Verily and iRhythm To Redefine AFib Diagnosis with Data Analytics and AI
Alphabet’s Verily Life Sciences and iRhythm Technologies are bringing together data analytics and artificial intelligence to improve the condition of Atrial Fibrillation (AFib) patients. iRhythm’s COO Karim Karti said a solution from this collaboration could come within the next 18 to 24 months.
“We expect … that [in] a two-year-time frame that we will be showing the product from this collaboration,” Karti, told MD+DI.
San Francisco-based iRhythm is a company known for operating in the intersection of cardiology and AI. The firm has developed Zio Patch XT, a wearable technology that can monitor heart rate activity for up to 14 days.
Karti said the collaboration will focus on asymptomatic patients that potentially have AFib.
“This [collaboration] is aimed at a very significant patient population,” he said. “This population hasn’t been addressed for a very long time.”
iRhythm estimates that more than 10 million Americans are at high risk for a common heart rhythm disorder known as atrial fibrillation. AFib is associated with a five-fold increase in the risk of stroke as compared to those without AFib, with these strokes tending to be more severe and associated with higher mortality rates.

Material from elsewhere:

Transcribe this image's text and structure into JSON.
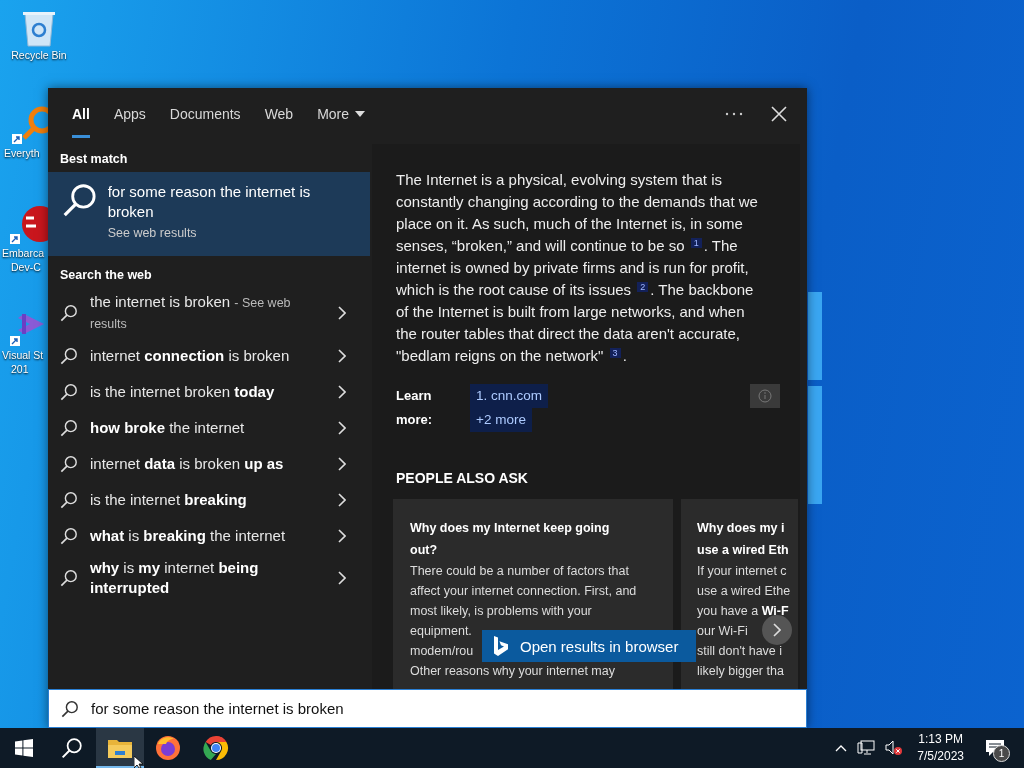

For about 20% of individuals who experience a stroke due to AFib, the occurrence of AFib was not diagnosed until the time of their stroke or shortly afterward. Further, an estimated one-third of those who have AFib are not aware they have it. Asymptomatic or “silent” AFib is associated with certain risk factors like high blood pressure, diabetes and sleep apnea – which increase an individual’s likelihood for developing the disorder.

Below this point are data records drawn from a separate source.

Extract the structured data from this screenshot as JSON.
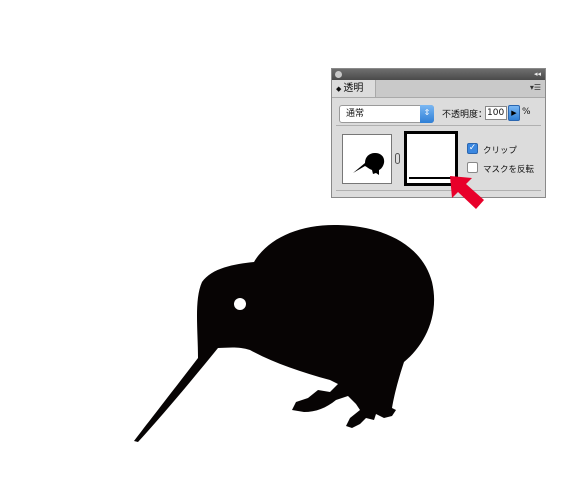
{
  "panel": {
    "tab_label": "透明",
    "blend_mode": "通常",
    "opacity_label": "不透明度：",
    "opacity_value": "100",
    "opacity_unit": "%",
    "clip_label": "クリップ",
    "invert_mask_label": "マスクを反転",
    "clip_checked": true,
    "invert_checked": false
  },
  "colors": {
    "accent": "#3a87e0",
    "arrow": "#e8002a",
    "artwork": "#070404"
  }
}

Terms of the agreement call for iRhythm to make an upfront payment to Verily of $5 million and potential milestone payments of up to $12.75 million upon the achievement of various development and regulatory milestones.
The companies said the solutions will be capable of providing earlier warnings, enabling the identification and management of patients that could otherwise go undiagnosed until they have a cardiac event, such as a stroke.
“We see a common purpose here,” Karti said of the partnership. “As you know Verily wants to solve big problems in healthcare. The company is very ambitious in solving problems that have a significant impact on patients and healthcare costs.”
Throughout the years, Verily has had some pretty high-profile partnerships in healthcare. MD+DI identified seven of these collaborations that helped transform Verily from an unlikely player in the space – to a premier partner in healthcare.
The company has taken part in developing solutions that range from surgical robotics to products in the bioelectric medicine space.
However, some collaborations have hit roadblocks. In November of last year, Verily along with Alcon (when it was owned by Novartis) halted work on its Glucose Detection Lens Offering. The companies stopped the project because clinical work on the glucose-sensing lens demonstrated that there was insufficient consistency in our measurements of the correlation between tear glucose and blood glucose concentrations to support the requirements of a medical device.
Alcon and Verily did say that they would continue to focus on the smart accommodating contact lens and smart intraocular lens projects.
Because of its contributions in medtech Verily (Google) was named Medtech company of the year in 2014.